*** EXTRACTED ENTRIES ***

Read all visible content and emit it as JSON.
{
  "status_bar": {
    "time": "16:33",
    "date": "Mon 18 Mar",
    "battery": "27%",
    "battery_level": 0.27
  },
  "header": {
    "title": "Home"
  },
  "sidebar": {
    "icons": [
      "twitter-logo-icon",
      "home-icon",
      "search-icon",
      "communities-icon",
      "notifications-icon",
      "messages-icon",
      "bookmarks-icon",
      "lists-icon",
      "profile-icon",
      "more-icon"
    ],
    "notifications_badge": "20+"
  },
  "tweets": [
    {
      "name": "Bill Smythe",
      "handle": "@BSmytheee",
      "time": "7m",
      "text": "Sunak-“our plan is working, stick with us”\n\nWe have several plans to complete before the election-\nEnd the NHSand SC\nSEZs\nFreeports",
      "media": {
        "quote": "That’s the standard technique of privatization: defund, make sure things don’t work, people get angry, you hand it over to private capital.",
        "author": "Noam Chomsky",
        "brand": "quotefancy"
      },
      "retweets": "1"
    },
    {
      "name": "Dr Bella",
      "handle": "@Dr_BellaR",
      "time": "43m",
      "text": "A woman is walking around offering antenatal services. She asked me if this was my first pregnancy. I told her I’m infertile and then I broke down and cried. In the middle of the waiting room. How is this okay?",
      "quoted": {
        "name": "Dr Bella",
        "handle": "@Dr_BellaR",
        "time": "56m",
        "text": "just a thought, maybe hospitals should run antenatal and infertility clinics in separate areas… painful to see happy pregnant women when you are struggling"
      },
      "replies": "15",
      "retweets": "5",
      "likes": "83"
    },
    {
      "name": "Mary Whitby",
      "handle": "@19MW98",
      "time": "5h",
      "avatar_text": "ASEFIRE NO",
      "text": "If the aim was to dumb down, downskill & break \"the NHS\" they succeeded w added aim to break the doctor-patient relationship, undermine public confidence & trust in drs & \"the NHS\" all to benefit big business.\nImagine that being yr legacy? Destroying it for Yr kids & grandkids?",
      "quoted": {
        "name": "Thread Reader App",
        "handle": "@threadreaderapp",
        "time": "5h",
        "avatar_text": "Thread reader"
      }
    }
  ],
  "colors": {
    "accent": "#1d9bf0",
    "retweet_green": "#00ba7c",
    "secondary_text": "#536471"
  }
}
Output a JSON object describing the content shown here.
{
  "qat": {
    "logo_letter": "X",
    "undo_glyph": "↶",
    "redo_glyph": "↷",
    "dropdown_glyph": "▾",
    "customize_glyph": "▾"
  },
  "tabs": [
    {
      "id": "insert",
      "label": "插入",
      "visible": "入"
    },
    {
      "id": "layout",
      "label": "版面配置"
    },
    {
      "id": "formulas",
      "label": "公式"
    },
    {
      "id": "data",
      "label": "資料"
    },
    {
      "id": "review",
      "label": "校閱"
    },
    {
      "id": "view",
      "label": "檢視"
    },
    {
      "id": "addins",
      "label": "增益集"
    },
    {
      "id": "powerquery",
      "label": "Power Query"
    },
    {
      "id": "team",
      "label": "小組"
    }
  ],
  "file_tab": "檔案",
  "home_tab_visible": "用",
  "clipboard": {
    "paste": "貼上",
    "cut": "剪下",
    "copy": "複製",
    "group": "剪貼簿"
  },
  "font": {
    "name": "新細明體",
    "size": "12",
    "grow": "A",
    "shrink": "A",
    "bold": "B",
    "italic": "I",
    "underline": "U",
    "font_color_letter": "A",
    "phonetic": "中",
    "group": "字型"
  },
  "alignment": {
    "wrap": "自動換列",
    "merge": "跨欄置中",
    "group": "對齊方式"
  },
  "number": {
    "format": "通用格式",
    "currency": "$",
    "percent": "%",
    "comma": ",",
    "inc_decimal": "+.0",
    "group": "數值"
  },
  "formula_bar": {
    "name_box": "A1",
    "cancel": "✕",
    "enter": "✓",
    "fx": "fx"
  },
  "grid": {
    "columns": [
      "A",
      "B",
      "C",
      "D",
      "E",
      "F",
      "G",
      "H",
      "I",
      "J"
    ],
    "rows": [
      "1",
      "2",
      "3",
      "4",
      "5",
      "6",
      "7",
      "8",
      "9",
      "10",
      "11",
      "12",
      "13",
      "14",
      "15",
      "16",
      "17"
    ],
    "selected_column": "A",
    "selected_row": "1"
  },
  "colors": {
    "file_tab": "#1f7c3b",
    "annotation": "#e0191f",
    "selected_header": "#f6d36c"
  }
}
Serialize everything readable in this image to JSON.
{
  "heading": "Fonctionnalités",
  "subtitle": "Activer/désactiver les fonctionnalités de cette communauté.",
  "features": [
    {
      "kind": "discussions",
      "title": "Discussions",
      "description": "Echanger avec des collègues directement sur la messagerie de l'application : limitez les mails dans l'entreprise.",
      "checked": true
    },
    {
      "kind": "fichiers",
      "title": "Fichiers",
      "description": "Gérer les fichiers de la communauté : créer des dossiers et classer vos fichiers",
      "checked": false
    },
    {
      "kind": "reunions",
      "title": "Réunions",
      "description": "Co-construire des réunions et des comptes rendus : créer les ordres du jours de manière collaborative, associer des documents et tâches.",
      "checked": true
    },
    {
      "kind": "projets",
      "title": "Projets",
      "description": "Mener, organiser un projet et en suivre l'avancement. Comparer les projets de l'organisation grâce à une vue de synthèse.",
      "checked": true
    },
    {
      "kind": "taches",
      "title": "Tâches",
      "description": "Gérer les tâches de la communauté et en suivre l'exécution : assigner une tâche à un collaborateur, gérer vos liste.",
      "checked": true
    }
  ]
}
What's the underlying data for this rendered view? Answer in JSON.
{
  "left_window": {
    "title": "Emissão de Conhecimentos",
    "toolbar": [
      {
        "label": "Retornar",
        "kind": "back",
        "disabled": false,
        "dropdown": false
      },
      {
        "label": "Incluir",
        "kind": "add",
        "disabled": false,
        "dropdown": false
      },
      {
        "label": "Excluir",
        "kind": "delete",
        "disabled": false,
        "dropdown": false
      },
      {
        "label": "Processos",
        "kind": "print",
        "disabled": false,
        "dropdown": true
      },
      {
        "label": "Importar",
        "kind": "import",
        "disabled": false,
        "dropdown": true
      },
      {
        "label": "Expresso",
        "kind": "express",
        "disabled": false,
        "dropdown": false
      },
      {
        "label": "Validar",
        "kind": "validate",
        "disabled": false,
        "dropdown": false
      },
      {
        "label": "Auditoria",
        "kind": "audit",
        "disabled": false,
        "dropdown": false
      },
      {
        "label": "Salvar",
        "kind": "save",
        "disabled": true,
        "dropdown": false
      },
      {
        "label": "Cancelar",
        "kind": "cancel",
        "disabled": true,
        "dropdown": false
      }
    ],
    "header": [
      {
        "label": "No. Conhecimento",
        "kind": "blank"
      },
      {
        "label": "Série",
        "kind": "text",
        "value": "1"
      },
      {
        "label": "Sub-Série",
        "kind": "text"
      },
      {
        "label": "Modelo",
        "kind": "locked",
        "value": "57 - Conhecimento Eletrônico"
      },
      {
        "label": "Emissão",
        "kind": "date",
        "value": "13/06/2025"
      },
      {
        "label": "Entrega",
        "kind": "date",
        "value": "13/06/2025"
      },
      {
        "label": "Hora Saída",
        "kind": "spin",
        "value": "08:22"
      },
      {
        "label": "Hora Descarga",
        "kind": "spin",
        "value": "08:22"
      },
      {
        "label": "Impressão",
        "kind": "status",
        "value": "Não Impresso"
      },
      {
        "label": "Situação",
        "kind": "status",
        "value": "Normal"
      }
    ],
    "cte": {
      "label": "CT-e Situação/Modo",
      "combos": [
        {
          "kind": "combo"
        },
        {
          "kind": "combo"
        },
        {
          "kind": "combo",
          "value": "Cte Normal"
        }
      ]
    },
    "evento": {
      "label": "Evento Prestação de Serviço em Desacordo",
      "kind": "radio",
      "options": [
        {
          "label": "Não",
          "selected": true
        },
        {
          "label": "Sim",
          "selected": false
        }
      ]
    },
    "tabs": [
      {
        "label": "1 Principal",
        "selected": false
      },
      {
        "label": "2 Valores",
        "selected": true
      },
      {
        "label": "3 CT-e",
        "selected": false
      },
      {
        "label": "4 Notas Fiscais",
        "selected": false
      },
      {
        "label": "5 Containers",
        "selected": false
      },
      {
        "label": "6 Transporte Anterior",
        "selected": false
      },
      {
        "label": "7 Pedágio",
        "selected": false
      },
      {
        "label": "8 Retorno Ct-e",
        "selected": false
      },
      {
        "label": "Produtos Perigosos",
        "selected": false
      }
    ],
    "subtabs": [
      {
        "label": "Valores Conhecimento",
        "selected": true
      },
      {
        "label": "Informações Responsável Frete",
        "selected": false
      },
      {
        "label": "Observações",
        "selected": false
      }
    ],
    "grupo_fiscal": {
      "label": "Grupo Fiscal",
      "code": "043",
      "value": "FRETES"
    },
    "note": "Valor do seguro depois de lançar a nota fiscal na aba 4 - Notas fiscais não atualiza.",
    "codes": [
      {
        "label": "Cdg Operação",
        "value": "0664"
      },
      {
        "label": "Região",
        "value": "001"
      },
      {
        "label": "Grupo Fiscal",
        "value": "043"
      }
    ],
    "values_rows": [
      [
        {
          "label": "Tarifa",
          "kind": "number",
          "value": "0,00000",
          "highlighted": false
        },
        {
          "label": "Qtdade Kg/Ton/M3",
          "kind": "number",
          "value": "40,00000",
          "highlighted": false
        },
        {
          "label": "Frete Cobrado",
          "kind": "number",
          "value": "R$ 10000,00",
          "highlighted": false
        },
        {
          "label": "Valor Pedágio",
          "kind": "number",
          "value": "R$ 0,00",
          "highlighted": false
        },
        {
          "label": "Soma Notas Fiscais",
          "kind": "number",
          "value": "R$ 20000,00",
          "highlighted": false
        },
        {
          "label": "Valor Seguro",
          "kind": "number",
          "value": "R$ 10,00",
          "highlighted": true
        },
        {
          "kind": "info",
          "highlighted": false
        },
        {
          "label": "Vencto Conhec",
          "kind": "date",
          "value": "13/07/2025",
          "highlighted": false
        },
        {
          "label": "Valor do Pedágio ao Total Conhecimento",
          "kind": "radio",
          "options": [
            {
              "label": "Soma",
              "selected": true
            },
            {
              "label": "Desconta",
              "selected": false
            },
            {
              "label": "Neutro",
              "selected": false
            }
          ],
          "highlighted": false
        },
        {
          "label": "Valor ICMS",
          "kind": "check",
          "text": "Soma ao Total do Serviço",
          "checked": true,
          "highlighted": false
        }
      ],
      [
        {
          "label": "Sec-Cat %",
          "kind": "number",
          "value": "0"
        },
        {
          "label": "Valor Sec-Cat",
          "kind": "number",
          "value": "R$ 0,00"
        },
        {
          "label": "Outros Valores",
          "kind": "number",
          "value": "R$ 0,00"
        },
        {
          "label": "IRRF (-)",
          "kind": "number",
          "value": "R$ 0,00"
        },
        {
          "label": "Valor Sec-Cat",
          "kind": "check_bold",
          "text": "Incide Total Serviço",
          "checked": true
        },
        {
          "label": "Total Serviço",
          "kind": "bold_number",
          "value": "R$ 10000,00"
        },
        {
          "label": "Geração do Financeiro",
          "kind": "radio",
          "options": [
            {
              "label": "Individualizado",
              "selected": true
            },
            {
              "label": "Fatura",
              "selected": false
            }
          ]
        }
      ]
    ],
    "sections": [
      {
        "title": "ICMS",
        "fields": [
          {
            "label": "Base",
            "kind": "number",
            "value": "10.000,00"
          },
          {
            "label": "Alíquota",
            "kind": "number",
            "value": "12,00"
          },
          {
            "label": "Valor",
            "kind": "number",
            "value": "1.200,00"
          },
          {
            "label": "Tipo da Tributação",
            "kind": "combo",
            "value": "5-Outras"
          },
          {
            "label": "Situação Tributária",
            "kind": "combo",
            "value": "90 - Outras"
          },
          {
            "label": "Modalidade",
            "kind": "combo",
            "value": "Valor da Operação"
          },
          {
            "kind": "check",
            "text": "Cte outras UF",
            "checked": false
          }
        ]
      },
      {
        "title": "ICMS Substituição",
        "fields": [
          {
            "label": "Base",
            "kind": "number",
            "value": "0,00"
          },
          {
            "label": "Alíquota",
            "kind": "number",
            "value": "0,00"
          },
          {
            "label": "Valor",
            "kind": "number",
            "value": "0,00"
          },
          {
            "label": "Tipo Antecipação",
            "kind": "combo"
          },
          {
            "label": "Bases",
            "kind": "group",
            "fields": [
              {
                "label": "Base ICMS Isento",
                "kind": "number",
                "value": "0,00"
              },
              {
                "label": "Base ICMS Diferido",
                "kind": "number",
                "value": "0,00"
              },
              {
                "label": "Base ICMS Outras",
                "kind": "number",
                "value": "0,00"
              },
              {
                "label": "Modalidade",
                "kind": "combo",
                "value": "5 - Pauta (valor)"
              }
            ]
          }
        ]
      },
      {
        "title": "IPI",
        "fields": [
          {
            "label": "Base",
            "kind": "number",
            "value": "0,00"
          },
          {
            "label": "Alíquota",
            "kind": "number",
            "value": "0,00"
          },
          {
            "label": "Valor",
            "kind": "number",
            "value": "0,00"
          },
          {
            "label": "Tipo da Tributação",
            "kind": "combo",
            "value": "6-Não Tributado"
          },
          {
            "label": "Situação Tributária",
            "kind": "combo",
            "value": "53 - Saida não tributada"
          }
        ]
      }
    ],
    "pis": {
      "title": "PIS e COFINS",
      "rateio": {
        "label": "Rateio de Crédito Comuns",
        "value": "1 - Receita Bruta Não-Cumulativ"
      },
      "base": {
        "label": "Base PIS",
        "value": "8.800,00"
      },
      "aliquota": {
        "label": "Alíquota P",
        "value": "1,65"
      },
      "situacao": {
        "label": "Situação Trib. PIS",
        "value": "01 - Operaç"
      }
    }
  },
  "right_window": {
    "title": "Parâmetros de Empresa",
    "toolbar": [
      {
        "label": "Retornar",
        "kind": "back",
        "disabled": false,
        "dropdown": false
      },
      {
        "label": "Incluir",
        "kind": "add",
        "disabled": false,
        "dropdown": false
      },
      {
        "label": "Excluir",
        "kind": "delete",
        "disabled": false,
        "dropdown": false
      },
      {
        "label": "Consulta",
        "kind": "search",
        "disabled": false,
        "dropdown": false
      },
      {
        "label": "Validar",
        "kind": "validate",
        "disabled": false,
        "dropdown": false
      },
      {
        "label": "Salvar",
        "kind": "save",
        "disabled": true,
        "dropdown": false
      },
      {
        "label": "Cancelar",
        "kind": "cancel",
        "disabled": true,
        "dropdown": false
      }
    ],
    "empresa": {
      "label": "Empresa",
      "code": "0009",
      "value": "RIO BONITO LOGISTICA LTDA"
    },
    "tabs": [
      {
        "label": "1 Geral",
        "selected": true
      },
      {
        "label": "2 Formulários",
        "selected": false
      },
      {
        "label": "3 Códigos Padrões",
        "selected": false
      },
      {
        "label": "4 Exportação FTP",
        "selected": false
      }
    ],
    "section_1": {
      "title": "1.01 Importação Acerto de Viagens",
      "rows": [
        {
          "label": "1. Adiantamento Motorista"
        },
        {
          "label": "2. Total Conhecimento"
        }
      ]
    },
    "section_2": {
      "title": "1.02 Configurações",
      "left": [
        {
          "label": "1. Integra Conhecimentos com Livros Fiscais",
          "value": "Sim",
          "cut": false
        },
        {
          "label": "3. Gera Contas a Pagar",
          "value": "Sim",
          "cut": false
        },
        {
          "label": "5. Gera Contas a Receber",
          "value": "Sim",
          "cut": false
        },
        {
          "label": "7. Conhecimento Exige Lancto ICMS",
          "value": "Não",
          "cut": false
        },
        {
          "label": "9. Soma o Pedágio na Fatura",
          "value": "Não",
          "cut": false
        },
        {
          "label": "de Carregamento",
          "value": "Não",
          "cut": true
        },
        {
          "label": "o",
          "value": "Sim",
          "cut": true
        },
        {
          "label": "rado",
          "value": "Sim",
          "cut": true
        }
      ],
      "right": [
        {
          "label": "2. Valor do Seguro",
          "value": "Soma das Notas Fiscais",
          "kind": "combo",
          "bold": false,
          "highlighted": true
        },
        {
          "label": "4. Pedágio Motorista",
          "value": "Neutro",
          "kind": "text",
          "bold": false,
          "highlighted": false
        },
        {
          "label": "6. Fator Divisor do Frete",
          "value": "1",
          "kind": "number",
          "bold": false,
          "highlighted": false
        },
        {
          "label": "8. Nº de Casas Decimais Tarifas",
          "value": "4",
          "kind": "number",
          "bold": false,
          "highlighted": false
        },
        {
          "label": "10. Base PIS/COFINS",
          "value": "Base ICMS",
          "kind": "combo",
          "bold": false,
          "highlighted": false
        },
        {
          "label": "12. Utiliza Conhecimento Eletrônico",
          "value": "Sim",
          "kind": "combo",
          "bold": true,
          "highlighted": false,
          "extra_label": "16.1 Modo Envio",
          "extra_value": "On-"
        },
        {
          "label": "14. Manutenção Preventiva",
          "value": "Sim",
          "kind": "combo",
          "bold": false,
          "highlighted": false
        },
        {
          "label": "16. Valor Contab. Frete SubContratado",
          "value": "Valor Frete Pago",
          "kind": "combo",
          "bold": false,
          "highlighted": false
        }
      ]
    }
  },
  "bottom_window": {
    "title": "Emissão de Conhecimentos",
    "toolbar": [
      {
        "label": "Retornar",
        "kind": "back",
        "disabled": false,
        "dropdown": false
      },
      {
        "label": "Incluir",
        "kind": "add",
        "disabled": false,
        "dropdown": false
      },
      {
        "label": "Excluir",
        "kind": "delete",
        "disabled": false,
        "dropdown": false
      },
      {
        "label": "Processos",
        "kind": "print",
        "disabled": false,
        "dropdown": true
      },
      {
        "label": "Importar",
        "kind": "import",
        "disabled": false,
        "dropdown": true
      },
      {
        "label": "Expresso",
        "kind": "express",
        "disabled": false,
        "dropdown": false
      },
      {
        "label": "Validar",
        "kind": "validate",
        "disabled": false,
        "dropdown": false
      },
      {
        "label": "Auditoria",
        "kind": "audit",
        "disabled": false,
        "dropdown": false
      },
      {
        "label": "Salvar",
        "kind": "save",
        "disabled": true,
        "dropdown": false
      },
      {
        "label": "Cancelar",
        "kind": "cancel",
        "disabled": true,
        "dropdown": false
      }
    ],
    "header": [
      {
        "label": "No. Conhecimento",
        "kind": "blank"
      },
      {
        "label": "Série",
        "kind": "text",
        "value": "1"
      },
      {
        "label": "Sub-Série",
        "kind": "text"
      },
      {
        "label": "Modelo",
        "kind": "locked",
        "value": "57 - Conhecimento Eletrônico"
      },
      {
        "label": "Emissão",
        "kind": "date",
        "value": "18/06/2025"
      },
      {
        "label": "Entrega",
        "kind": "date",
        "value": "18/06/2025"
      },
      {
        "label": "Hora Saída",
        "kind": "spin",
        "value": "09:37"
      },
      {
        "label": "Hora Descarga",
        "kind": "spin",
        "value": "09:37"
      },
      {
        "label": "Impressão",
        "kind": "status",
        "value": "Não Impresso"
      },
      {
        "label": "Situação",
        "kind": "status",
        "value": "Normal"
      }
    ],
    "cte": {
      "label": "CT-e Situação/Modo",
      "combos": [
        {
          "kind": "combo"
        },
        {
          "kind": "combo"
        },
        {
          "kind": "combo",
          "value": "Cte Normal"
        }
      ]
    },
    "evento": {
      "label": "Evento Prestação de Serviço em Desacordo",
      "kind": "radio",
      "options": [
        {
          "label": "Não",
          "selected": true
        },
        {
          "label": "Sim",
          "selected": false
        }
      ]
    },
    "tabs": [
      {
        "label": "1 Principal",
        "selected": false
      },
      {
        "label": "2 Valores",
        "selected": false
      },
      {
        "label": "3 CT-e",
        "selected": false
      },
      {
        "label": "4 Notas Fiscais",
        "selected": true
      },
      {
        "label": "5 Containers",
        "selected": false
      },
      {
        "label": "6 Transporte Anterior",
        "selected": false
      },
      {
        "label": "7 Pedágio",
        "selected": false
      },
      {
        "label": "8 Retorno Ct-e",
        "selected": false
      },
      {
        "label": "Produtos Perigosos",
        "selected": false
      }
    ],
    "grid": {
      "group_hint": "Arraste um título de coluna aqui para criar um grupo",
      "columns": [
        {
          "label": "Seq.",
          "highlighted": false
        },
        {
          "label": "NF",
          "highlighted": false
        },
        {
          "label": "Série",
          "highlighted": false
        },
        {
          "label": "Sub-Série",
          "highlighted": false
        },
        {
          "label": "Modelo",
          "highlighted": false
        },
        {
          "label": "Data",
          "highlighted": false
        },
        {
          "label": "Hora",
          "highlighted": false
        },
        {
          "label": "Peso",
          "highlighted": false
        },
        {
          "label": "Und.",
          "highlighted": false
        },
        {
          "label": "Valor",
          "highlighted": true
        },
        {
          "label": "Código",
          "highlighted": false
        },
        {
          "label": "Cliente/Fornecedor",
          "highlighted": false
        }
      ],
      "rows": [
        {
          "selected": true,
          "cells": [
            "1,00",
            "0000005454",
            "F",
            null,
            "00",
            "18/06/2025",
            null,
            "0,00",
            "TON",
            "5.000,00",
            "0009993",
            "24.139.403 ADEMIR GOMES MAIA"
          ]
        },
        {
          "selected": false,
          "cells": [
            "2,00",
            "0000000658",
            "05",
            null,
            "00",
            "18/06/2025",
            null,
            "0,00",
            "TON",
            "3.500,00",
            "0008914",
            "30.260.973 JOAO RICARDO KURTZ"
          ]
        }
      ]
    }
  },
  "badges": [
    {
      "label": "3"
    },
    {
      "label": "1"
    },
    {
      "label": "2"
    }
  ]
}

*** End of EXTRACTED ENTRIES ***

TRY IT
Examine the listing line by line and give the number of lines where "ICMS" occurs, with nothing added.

RESULT BELOW
8